### WHAT THIS TASK INVOLVES:
Copy out the data that follows exactly, leaving out no line.

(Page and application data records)
----
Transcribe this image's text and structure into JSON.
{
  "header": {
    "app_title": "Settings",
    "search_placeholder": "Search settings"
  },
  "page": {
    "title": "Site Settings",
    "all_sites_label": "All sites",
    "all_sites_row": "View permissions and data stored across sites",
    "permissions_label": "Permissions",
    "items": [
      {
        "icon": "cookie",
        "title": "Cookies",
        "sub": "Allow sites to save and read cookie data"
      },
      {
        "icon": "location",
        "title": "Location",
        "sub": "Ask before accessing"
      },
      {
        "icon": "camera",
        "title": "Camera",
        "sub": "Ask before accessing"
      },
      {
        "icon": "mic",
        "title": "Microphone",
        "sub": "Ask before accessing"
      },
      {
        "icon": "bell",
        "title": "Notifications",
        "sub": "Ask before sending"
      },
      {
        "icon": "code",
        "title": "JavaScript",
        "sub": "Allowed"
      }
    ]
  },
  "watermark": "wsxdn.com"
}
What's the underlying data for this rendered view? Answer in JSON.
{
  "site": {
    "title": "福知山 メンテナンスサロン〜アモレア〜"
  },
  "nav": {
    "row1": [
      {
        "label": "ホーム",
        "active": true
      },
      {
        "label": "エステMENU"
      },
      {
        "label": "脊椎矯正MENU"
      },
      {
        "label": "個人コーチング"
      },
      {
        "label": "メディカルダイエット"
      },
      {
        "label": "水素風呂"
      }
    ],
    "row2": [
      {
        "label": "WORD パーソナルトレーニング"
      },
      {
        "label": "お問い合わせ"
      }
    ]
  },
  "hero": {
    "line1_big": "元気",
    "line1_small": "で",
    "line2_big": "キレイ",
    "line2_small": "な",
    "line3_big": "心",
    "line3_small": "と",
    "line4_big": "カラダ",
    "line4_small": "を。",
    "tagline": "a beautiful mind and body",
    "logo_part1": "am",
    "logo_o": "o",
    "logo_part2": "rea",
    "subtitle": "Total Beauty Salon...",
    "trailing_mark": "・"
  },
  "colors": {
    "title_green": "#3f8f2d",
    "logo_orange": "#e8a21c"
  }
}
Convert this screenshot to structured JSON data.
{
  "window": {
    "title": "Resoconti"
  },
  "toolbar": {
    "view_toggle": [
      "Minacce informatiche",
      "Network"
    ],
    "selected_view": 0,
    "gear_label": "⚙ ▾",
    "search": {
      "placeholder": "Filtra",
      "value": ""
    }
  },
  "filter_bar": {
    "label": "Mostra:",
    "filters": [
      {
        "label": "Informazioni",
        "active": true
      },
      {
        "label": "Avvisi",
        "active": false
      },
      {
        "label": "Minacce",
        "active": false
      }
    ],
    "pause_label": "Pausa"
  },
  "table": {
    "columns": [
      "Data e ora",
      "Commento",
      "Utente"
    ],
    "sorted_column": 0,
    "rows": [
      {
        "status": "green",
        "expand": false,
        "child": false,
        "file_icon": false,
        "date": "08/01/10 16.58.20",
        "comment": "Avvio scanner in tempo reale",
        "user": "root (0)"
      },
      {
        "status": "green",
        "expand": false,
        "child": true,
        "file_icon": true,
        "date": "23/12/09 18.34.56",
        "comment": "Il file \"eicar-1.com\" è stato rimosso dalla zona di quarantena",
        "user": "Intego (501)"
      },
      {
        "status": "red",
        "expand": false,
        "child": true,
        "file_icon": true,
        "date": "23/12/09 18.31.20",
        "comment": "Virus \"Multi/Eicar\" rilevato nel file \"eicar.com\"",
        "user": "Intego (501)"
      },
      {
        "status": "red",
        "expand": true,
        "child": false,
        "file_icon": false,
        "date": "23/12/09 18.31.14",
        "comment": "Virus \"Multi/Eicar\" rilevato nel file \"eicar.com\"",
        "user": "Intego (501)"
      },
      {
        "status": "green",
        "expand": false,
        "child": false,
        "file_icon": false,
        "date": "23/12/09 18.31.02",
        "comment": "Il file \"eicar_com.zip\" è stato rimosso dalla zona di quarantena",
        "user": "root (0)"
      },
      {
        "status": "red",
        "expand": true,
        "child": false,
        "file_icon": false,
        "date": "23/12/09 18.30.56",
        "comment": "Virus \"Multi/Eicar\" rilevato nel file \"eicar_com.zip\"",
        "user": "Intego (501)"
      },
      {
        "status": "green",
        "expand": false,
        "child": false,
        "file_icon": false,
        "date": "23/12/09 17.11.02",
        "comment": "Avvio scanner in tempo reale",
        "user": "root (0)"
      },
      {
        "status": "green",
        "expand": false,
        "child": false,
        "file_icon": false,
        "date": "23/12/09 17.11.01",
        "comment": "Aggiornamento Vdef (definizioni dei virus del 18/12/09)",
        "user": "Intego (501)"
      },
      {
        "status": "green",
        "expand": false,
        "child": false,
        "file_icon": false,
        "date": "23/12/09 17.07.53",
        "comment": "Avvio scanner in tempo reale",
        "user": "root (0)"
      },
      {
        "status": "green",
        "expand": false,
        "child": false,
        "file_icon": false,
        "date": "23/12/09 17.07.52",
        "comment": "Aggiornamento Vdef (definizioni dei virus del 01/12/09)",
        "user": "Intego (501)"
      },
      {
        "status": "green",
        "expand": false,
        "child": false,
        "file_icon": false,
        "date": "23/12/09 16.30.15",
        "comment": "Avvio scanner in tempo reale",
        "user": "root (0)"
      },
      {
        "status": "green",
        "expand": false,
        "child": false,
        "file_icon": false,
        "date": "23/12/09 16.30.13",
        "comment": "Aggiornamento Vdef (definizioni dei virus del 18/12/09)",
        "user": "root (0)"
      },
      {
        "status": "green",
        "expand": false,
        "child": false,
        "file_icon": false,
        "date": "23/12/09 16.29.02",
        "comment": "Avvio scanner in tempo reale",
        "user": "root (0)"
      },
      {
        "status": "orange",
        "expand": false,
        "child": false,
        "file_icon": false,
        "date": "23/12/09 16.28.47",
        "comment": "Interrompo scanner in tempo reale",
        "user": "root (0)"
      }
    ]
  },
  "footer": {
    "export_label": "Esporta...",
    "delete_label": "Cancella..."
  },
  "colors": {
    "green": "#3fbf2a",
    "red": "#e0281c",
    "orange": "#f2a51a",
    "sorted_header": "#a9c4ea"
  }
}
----
### TASK RESPONSE:
Transcribe this image's text and structure into JSON.
{
  "header": {
    "app_title": "Settings",
    "search_placeholder": "Search settings"
  },
  "page": {
    "title": "Site Settings",
    "all_sites_label": "All sites",
    "all_sites_row": "View permissions and data stored across sites",
    "permissions_label": "Permissions",
    "items": [
      {
        "icon": "cookie",
        "title": "Cookies",
        "sub": "Allow sites to save and read cookie data"
      },
      {
        "icon": "location",
        "title": "Location",
        "sub": "Ask before accessing"
      },
      {
        "icon": "camera",
        "title": "Camera",
        "sub": "Ask before accessing"
      },
      {
        "icon": "mic",
        "title": "Microphone",
        "sub": "Ask before accessing"
      },
      {
        "icon": "bell",
        "title": "Notifications",
        "sub": "Ask before sending"
      },
      {
        "icon": "code",
        "title": "JavaScript",
        "sub": "Allowed"
      }
    ]
  },
  "watermark": "wsxdn.com"
}
What's the underlying data for this rendered view? Answer in JSON.
{
  "site": {
    "title": "福知山 メンテナンスサロン〜アモレア〜"
  },
  "nav": {
    "row1": [
      {
        "label": "ホーム",
        "active": true
      },
      {
        "label": "エステMENU"
      },
      {
        "label": "脊椎矯正MENU"
      },
      {
        "label": "個人コーチング"
      },
      {
        "label": "メディカルダイエット"
      },
      {
        "label": "水素風呂"
      }
    ],
    "row2": [
      {
        "label": "WORD パーソナルトレーニング"
      },
      {
        "label": "お問い合わせ"
      }
    ]
  },
  "hero": {
    "line1_big": "元気",
    "line1_small": "で",
    "line2_big": "キレイ",
    "line2_small": "な",
    "line3_big": "心",
    "line3_small": "と",
    "line4_big": "カラダ",
    "line4_small": "を。",
    "tagline": "a beautiful mind and body",
    "logo_part1": "am",
    "logo_o": "o",
    "logo_part2": "rea",
    "subtitle": "Total Beauty Salon...",
    "trailing_mark": "・"
  },
  "colors": {
    "title_green": "#3f8f2d",
    "logo_orange": "#e8a21c"
  }
}
Convert this screenshot to structured JSON data.
{
  "window": {
    "title": "Resoconti"
  },
  "toolbar": {
    "view_toggle": [
      "Minacce informatiche",
      "Network"
    ],
    "selected_view": 0,
    "gear_label": "⚙ ▾",
    "search": {
      "placeholder": "Filtra",
      "value": ""
    }
  },
  "filter_bar": {
    "label": "Mostra:",
    "filters": [
      {
        "label": "Informazioni",
        "active": true
      },
      {
        "label": "Avvisi",
        "active": false
      },
      {
        "label": "Minacce",
        "active": false
      }
    ],
    "pause_label": "Pausa"
  },
  "table": {
    "columns": [
      "Data e ora",
      "Commento",
      "Utente"
    ],
    "sorted_column": 0,
    "rows": [
      {
        "status": "green",
        "expand": false,
        "child": false,
        "file_icon": false,
        "date": "08/01/10 16.58.20",
        "comment": "Avvio scanner in tempo reale",
        "user": "root (0)"
      },
      {
        "status": "green",
        "expand": false,
        "child": true,
        "file_icon": true,
        "date": "23/12/09 18.34.56",
        "comment": "Il file \"eicar-1.com\" è stato rimosso dalla zona di quarantena",
        "user": "Intego (501)"
      },
      {
        "status": "red",
        "expand": false,
        "child": true,
        "file_icon": true,
        "date": "23/12/09 18.31.20",
        "comment": "Virus \"Multi/Eicar\" rilevato nel file \"eicar.com\"",
        "user": "Intego (501)"
      },
      {
        "status": "red",
        "expand": true,
        "child": false,
        "file_icon": false,
        "date": "23/12/09 18.31.14",
        "comment": "Virus \"Multi/Eicar\" rilevato nel file \"eicar.com\"",
        "user": "Intego (501)"
      },
      {
        "status": "green",
        "expand": false,
        "child": false,
        "file_icon": false,
        "date": "23/12/09 18.31.02",
        "comment": "Il file \"eicar_com.zip\" è stato rimosso dalla zona di quarantena",
        "user": "root (0)"
      },
      {
        "status": "red",
        "expand": true,
        "child": false,
        "file_icon": false,
        "date": "23/12/09 18.30.56",
        "comment": "Virus \"Multi/Eicar\" rilevato nel file \"eicar_com.zip\"",
        "user": "Intego (501)"
      },
      {
        "status": "green",
        "expand": false,
        "child": false,
        "file_icon": false,
        "date": "23/12/09 17.11.02",
        "comment": "Avvio scanner in tempo reale",
        "user": "root (0)"
      },
      {
        "status": "green",
        "expand": false,
        "child": false,
        "file_icon": false,
        "date": "23/12/09 17.11.01",
        "comment": "Aggiornamento Vdef (definizioni dei virus del 18/12/09)",
        "user": "Intego (501)"
      },
      {
        "status": "green",
        "expand": false,
        "child": false,
        "file_icon": false,
        "date": "23/12/09 17.07.53",
        "comment": "Avvio scanner in tempo reale",
        "user": "root (0)"
      },
      {
        "status": "green",
        "expand": false,
        "child": false,
        "file_icon": false,
        "date": "23/12/09 17.07.52",
        "comment": "Aggiornamento Vdef (definizioni dei virus del 01/12/09)",
        "user": "Intego (501)"
      },
      {
        "status": "green",
        "expand": false,
        "child": false,
        "file_icon": false,
        "date": "23/12/09 16.30.15",
        "comment": "Avvio scanner in tempo reale",
        "user": "root (0)"
      },
      {
        "status": "green",
        "expand": false,
        "child": false,
        "file_icon": false,
        "date": "23/12/09 16.30.13",
        "comment": "Aggiornamento Vdef (definizioni dei virus del 18/12/09)",
        "user": "root (0)"
      },
      {
        "status": "green",
        "expand": false,
        "child": false,
        "file_icon": false,
        "date": "23/12/09 16.29.02",
        "comment": "Avvio scanner in tempo reale",
        "user": "root (0)"
      },
      {
        "status": "orange",
        "expand": false,
        "child": false,
        "file_icon": false,
        "date": "23/12/09 16.28.47",
        "comment": "Interrompo scanner in tempo reale",
        "user": "root (0)"
      }
    ]
  },
  "footer": {
    "export_label": "Esporta...",
    "delete_label": "Cancella..."
  },
  "colors": {
    "green": "#3fbf2a",
    "red": "#e0281c",
    "orange": "#f2a51a",
    "sorted_header": "#a9c4ea"
  }
}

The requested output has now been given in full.